Task »
Select the lines of the records containing the word "Packs" and list them.

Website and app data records
+-------+

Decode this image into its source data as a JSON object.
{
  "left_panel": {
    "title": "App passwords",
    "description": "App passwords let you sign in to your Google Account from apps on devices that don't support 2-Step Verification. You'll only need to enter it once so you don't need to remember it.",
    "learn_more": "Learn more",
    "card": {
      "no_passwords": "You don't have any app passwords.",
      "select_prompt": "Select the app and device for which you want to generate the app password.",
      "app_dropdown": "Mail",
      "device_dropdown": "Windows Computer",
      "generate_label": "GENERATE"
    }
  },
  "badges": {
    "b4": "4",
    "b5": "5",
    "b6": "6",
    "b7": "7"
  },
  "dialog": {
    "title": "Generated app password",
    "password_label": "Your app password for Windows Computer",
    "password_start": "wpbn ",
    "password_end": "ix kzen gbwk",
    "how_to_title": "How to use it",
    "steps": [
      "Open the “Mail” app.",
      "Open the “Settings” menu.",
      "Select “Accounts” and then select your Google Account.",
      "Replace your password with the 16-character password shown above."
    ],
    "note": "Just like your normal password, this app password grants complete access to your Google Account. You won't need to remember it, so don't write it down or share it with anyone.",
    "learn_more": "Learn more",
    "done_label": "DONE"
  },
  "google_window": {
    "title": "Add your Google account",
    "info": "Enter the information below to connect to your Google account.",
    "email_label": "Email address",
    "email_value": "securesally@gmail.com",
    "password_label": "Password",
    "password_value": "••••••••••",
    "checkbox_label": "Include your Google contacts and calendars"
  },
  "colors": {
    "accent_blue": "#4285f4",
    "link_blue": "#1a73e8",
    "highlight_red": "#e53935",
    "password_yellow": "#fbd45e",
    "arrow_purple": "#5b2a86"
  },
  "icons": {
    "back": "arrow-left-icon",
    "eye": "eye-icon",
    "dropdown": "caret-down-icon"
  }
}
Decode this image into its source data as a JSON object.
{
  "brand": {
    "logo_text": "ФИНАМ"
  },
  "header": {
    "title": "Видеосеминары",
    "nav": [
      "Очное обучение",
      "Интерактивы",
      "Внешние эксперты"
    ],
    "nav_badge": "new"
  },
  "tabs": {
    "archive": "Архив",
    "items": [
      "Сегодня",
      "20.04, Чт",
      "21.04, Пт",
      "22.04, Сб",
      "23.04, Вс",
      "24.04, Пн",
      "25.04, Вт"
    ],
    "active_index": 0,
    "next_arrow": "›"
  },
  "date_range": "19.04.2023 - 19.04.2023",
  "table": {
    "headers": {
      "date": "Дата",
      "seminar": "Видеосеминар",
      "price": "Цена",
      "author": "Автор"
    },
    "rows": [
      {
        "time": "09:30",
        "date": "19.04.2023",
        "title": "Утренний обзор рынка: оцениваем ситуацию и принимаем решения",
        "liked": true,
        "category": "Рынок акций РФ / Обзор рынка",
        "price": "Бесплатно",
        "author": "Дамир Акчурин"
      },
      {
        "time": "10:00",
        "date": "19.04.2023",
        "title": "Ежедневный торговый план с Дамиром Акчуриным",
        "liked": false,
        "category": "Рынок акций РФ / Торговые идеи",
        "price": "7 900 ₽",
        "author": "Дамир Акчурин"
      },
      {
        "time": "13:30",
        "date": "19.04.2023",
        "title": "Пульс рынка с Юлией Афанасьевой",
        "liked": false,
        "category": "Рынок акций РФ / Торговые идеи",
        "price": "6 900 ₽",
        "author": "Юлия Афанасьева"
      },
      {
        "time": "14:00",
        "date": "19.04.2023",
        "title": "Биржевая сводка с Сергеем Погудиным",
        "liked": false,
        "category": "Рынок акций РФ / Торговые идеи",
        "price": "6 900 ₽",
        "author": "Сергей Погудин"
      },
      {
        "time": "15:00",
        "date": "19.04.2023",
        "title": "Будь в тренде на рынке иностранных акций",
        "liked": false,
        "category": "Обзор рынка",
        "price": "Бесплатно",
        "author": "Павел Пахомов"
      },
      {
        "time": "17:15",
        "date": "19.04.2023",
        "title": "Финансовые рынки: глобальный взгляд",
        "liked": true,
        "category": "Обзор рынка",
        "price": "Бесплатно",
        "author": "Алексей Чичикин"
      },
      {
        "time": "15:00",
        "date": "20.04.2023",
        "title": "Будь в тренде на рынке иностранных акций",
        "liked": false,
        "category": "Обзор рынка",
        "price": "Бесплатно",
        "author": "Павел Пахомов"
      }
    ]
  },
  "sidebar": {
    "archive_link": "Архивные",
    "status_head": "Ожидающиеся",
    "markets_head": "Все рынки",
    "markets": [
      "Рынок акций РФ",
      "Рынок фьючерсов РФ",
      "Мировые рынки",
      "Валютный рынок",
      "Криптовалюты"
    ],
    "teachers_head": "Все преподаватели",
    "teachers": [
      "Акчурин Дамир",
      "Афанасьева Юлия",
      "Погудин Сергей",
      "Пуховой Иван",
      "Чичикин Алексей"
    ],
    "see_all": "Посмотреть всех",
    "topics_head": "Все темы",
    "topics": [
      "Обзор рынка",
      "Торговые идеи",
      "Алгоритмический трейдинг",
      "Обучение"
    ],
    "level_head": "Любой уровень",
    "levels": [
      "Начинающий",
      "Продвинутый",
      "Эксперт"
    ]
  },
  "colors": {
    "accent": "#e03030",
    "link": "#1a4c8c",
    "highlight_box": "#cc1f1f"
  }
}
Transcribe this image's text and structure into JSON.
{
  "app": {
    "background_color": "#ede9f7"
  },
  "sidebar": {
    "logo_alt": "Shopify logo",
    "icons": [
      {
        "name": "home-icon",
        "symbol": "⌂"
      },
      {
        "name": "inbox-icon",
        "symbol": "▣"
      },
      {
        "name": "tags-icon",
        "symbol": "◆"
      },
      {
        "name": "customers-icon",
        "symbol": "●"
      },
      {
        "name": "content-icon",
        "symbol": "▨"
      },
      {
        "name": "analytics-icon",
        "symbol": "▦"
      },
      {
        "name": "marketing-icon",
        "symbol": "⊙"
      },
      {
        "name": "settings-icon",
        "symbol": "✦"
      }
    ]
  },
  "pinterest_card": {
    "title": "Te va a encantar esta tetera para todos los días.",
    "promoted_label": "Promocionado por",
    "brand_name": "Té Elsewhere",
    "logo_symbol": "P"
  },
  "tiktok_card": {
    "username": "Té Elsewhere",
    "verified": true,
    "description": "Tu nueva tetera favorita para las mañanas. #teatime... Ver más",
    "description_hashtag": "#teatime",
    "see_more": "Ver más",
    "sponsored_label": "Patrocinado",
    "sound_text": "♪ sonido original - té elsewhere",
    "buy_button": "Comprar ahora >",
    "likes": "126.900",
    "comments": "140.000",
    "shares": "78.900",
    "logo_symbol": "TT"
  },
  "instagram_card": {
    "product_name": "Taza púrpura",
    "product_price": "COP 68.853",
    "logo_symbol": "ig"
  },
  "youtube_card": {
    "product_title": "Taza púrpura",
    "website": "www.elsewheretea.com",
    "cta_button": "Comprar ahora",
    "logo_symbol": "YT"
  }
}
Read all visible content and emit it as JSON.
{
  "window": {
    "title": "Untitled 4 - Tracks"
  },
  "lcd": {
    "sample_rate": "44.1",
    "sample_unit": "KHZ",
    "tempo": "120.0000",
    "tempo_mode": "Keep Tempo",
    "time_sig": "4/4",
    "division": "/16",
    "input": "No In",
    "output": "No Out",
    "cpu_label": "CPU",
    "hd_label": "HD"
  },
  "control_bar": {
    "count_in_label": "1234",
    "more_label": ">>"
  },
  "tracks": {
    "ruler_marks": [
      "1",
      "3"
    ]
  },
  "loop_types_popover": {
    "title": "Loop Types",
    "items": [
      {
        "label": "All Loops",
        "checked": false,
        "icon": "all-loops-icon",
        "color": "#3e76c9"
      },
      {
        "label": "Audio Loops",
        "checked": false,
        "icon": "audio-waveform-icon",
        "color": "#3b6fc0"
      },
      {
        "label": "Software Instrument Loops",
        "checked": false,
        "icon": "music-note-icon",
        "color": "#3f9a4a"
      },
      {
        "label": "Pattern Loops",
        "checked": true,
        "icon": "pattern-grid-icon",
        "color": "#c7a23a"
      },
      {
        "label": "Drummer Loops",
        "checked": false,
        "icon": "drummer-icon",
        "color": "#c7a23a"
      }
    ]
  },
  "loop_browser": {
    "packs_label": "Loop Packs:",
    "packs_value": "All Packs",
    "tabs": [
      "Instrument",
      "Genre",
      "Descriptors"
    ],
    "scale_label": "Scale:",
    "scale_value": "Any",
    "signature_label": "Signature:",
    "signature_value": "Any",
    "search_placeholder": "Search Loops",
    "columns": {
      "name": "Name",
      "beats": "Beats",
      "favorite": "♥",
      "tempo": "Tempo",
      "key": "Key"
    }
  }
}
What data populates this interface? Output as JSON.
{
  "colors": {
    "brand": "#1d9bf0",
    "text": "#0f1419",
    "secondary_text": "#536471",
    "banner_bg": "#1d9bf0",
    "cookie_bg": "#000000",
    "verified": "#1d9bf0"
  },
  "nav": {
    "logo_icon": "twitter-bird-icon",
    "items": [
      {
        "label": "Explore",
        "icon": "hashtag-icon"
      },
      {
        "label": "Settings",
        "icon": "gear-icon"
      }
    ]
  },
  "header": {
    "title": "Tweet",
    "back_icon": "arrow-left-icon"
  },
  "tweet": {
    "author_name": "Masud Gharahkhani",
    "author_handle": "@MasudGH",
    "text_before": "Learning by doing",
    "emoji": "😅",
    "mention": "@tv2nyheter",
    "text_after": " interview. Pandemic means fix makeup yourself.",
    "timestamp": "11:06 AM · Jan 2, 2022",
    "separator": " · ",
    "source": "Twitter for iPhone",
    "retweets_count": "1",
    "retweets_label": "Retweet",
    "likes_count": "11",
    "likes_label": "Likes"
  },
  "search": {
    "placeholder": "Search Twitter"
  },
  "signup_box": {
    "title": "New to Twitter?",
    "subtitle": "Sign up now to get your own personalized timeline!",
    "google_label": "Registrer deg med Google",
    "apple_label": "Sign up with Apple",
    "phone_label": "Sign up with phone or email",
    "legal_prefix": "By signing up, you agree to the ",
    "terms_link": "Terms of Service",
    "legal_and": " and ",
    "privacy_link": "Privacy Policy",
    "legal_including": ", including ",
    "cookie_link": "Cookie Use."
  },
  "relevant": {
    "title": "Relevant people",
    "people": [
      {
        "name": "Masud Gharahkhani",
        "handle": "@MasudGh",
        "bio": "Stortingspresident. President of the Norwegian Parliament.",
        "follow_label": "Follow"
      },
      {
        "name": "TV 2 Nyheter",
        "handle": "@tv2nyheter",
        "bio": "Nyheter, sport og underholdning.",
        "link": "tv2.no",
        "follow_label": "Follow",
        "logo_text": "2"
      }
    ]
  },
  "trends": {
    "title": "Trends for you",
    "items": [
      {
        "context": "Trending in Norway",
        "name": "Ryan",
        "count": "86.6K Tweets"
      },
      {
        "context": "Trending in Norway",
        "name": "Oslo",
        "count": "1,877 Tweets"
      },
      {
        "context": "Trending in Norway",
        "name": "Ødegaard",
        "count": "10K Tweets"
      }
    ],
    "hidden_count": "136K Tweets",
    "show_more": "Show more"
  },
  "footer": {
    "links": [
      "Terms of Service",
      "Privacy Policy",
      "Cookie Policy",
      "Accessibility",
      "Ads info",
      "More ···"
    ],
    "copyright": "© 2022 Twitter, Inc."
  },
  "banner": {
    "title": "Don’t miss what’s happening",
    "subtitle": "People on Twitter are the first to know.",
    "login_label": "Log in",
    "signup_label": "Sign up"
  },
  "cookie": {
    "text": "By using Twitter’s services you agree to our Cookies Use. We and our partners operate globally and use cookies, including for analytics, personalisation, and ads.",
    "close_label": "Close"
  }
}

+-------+

Response to the exercise »
    "packs_label": "Loop Packs:",
    "packs_value": "All Packs",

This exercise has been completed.